What I had not realized at the time was that I was developing the skills of a producer/screenwriter. The work we were doing was preproduction script development. After a while he suggested that I come up with a concept and begin writing the screenplay on my own, which I did. I started with a basic story, then started writing it in screenplay format with dialog. Not the best idea, at least for me.
When I am producing, I can move and think very quickly. My thought process is able to encompass the entire production. Everything is physical and relative, there are reference points and connecting processes. When I am writing, things happen a bit differently. The writing process in more difficult for me, it is all vapor. When I first began writing I was stuck for long periods of time because I needed a connection between each scene. I had to write in chronological order. Recently I have been developing the ability to maintain relative continuity while writing scenes out of chronological order as they come to me. I have been trying different exercises and new techniques to improve my skill and speed in screenwriting.
As I mentioned, I had developed a basic story and began writing the screenplay back in 2004 the working title of which is Sky Blue. After building the basics, my writing/producing partner and I started to co-develop the script. I didn’t like the new direction the project had taken. All of the things I loved about the story had disappeared. It was clear that we had very different visions of the story. At the time I was new to screenwriting and filmmaking, so I differed to him on many of the creative choices. Now its five years later, a LOT of water has passed under the bridge, and I am a different person. A much stronger writer, and a much more confident producer.
I recently read a book by Lawrence Turman called “So you want to be a Producer.” He produced “The Graduate,” among many other films. In truth, I have read Larry’s book several times so that probably should read as ‘I recently re-read…’. In the book, Larry’s biggest point to aspiring producers is be true to yourself. As he put it “taste is everything,” referring to your intuition and good taste, and he was so right.

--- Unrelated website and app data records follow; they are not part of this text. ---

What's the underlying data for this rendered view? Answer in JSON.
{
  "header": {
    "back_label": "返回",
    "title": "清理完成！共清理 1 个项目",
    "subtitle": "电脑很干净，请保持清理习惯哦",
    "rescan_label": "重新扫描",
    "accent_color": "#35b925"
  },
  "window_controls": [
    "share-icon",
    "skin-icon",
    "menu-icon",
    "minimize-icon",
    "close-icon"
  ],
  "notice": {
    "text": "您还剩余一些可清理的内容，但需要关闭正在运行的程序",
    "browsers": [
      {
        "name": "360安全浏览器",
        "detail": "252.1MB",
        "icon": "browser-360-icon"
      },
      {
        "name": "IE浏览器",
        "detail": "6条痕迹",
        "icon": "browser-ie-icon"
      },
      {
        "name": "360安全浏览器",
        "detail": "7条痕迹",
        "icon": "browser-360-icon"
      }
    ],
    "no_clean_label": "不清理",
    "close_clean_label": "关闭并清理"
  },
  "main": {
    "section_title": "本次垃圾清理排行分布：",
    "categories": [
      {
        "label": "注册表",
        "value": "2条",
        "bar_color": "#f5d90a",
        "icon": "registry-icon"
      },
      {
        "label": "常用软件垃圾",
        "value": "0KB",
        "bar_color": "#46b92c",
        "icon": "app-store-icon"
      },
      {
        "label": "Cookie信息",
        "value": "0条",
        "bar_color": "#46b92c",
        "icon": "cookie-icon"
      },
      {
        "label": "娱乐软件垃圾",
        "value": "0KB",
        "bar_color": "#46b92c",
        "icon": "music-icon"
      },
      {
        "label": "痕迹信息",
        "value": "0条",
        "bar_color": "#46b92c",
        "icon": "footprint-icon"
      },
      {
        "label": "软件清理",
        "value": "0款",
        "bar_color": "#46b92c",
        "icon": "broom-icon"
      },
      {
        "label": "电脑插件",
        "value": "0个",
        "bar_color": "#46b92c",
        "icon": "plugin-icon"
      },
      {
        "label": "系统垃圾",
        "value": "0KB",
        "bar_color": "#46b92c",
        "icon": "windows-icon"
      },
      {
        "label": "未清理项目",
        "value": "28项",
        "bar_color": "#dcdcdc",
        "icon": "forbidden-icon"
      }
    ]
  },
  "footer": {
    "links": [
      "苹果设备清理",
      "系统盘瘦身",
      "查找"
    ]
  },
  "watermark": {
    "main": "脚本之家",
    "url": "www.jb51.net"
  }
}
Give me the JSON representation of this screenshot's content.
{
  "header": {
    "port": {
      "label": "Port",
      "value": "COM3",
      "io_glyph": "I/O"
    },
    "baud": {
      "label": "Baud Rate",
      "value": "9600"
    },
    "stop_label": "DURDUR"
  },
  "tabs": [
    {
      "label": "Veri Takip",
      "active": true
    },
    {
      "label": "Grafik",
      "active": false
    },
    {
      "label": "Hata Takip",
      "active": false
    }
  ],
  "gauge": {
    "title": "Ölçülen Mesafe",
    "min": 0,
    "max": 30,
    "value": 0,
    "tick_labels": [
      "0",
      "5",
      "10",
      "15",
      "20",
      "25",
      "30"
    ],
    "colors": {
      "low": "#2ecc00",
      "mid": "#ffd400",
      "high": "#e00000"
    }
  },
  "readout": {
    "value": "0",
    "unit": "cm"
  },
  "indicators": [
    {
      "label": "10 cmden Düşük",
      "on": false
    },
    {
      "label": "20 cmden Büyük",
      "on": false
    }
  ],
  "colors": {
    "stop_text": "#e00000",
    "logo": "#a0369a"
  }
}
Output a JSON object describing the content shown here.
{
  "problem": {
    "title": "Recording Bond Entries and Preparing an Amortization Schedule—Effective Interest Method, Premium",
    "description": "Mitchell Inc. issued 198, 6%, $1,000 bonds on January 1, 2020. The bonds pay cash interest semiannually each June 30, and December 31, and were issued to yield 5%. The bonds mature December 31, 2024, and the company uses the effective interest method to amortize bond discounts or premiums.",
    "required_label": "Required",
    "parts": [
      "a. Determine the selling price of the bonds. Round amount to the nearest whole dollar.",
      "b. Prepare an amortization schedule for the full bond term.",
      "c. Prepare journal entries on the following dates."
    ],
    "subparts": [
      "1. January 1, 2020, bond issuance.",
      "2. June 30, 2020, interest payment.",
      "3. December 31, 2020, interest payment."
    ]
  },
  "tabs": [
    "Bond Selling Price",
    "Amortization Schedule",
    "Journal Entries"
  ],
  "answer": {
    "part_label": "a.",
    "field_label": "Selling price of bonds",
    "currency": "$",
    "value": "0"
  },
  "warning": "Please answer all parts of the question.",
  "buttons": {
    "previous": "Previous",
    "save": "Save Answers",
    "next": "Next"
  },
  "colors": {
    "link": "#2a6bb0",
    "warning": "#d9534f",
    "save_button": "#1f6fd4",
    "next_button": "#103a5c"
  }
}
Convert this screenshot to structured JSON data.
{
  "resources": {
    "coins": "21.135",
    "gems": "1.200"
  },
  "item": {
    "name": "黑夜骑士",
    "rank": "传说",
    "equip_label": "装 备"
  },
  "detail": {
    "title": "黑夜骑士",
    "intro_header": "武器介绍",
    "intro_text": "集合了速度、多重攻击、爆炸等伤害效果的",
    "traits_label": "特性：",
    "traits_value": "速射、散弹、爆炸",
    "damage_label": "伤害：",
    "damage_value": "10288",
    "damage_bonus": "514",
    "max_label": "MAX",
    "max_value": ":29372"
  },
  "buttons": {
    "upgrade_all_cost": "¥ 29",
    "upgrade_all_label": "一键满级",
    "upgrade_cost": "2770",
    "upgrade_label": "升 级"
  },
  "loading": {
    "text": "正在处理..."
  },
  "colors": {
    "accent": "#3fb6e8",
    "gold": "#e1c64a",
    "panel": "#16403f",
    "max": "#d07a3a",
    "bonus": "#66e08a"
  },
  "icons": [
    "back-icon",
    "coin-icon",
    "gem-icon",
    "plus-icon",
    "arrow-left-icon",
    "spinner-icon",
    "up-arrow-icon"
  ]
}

I had shelved the script for over a year. I was just unable to look it in the face. It depressed me to see what my idea had become. I chucked it, obliterated it. Paper copies I had were shredded, the digital copies were deleted, and I went back to my original concept. Sky Blue is back on my screenwriters workbench. I started writing it again at the beginning of the week, I have fourteen pages completed, but more importantly, I have a beginning a middle and now an end. The ending had alluded me for so long. There are a few rough spots and some holes, but that’s fine this is a second go at a first draft right? The story is much more complete and I know where things are going, now all I have to do is get them there believably, interestingly, and lovingly. I like this script again. No, I love this script again.
I will be posting more about Sky Blue as things progress. I am excited again, now I can finish the script, do my 3X5 cards, storyboard, all of the preproduction development is beginning to take shape once again in my mind.